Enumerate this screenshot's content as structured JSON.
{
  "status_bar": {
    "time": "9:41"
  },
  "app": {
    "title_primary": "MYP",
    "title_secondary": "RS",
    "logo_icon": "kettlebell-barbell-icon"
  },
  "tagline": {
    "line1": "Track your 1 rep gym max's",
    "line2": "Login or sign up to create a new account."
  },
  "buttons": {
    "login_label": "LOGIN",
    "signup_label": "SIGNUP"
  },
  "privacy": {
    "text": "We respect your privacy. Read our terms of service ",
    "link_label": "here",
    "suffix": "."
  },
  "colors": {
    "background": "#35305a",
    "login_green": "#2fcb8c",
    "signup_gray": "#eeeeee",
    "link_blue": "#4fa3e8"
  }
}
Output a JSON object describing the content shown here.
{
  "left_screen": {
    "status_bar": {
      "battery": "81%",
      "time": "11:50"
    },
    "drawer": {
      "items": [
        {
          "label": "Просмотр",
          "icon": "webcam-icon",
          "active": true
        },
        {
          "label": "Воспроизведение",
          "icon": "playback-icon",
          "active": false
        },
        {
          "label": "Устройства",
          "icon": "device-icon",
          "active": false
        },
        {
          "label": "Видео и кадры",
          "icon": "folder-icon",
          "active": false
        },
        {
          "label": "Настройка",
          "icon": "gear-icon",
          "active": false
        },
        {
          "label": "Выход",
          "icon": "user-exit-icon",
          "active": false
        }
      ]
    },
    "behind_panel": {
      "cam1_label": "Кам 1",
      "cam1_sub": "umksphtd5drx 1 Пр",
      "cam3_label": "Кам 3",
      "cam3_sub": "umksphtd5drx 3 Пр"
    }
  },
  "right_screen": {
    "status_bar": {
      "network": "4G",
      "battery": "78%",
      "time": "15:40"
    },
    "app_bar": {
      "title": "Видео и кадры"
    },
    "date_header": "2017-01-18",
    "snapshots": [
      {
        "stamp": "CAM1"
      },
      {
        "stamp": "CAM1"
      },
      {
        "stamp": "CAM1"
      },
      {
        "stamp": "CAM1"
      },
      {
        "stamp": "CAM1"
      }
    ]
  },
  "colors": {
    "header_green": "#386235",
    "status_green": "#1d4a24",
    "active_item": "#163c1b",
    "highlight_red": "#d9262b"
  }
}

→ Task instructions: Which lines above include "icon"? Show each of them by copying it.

→ Task solution:
    "logo_icon": "kettlebell-barbell-icon"
          "icon": "webcam-icon",
          "icon": "playback-icon",
          "icon": "device-icon",
          "icon": "folder-icon",
          "icon": "gear-icon",
          "icon": "user-exit-icon",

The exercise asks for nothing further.